*** Opening of Supplied data ***
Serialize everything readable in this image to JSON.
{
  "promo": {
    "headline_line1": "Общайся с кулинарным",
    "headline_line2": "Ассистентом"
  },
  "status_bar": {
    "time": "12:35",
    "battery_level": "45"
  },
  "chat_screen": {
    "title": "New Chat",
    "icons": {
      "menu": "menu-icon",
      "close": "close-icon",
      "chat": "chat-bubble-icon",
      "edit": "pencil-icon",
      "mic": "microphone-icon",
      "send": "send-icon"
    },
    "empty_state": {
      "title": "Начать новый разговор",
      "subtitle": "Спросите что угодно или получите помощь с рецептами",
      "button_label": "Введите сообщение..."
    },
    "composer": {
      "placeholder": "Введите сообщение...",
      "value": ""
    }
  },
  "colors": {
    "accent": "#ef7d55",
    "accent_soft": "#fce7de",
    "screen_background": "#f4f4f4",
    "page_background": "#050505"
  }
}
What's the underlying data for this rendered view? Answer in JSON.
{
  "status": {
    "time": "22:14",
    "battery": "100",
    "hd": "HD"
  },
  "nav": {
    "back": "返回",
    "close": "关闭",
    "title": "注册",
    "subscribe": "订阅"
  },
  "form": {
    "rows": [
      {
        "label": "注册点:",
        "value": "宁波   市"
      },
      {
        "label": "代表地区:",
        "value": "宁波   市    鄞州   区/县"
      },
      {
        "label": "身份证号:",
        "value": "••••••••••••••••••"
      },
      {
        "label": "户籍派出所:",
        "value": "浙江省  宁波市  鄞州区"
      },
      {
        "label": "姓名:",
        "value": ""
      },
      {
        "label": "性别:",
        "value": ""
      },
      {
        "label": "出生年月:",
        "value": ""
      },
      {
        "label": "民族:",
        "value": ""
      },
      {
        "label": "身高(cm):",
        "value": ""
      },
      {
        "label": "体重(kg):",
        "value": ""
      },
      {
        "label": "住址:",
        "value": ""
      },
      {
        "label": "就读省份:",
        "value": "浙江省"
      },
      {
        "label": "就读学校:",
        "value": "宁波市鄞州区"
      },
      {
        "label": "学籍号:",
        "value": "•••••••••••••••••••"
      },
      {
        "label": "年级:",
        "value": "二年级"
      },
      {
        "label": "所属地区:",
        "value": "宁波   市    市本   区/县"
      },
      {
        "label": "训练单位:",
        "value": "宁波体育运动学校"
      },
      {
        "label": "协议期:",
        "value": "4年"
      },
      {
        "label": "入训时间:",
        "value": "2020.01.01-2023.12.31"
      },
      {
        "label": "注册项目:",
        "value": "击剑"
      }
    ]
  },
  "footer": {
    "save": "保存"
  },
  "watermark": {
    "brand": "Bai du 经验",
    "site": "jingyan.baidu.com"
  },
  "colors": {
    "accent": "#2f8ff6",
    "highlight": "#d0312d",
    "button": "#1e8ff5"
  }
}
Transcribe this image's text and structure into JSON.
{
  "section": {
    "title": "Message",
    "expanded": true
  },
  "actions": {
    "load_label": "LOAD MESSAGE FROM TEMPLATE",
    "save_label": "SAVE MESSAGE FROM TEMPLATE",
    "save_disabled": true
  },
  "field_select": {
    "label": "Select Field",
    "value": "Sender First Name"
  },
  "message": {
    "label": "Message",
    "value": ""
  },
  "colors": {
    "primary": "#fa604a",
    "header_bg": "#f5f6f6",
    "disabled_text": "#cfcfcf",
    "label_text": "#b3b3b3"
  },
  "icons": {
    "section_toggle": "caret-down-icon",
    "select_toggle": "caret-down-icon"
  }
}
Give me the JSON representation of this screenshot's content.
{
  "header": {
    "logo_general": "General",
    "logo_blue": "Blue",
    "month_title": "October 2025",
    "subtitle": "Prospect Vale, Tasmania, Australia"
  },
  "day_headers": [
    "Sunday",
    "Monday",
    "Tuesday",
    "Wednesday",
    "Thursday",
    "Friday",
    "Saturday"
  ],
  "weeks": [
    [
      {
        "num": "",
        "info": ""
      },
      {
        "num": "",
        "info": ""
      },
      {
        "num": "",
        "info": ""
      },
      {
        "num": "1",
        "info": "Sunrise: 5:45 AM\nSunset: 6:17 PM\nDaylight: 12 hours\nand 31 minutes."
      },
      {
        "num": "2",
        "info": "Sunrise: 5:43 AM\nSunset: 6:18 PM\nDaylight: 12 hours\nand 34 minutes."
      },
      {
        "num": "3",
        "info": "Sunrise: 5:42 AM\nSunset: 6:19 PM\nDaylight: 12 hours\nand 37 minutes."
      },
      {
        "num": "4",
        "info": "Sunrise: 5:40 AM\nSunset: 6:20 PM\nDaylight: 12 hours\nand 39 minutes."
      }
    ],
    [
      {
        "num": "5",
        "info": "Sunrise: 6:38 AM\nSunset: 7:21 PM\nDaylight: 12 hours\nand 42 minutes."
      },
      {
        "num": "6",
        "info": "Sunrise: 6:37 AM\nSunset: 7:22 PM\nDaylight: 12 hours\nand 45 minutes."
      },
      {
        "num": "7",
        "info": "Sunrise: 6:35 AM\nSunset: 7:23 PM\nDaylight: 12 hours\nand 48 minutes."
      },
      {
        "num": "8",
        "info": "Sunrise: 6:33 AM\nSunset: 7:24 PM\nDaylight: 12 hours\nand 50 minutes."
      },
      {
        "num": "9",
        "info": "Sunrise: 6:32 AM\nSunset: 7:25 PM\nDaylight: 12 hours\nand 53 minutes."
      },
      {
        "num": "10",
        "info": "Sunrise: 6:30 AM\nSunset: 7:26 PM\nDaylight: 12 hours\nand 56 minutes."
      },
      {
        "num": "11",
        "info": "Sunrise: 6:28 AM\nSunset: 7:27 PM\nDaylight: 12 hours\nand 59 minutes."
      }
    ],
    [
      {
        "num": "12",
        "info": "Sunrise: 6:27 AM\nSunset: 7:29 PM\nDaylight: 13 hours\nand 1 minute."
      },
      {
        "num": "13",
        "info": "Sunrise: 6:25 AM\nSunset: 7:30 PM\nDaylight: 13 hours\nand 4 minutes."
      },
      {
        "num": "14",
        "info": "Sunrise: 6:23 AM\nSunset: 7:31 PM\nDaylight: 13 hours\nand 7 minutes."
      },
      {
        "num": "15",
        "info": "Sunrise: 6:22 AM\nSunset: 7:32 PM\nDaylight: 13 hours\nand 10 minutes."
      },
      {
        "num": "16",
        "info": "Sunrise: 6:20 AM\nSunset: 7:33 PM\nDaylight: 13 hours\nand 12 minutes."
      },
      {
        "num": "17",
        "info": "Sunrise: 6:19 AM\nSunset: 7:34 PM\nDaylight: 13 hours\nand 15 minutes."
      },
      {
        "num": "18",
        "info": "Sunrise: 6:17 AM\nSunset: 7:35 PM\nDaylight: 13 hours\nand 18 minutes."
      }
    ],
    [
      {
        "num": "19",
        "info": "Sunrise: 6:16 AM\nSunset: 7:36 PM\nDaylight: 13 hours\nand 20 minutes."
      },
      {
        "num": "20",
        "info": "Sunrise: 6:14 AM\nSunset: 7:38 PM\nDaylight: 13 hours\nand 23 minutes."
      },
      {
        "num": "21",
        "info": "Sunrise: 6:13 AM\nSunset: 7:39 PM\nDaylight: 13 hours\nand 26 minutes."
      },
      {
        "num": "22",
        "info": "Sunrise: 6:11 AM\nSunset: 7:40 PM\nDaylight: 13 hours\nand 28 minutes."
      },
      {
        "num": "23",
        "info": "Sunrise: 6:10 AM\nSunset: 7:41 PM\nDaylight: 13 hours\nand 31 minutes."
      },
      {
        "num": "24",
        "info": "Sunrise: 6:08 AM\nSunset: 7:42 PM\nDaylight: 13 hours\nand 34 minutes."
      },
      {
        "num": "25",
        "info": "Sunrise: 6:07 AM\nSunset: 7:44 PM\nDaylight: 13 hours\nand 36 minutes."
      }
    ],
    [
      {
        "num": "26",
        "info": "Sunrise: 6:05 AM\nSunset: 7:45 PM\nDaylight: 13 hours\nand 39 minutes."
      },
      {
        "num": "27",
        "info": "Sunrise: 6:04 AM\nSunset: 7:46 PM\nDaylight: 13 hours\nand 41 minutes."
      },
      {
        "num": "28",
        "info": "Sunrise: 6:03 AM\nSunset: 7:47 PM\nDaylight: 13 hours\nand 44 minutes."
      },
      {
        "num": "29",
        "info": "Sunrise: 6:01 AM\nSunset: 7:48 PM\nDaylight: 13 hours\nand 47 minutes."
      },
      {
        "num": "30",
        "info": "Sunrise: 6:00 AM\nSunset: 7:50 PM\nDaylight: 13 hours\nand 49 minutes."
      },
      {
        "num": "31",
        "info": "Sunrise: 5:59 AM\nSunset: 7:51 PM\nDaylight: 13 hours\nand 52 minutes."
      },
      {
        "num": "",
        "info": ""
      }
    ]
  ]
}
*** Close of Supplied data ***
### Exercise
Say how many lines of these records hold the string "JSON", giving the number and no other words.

### Written answer
4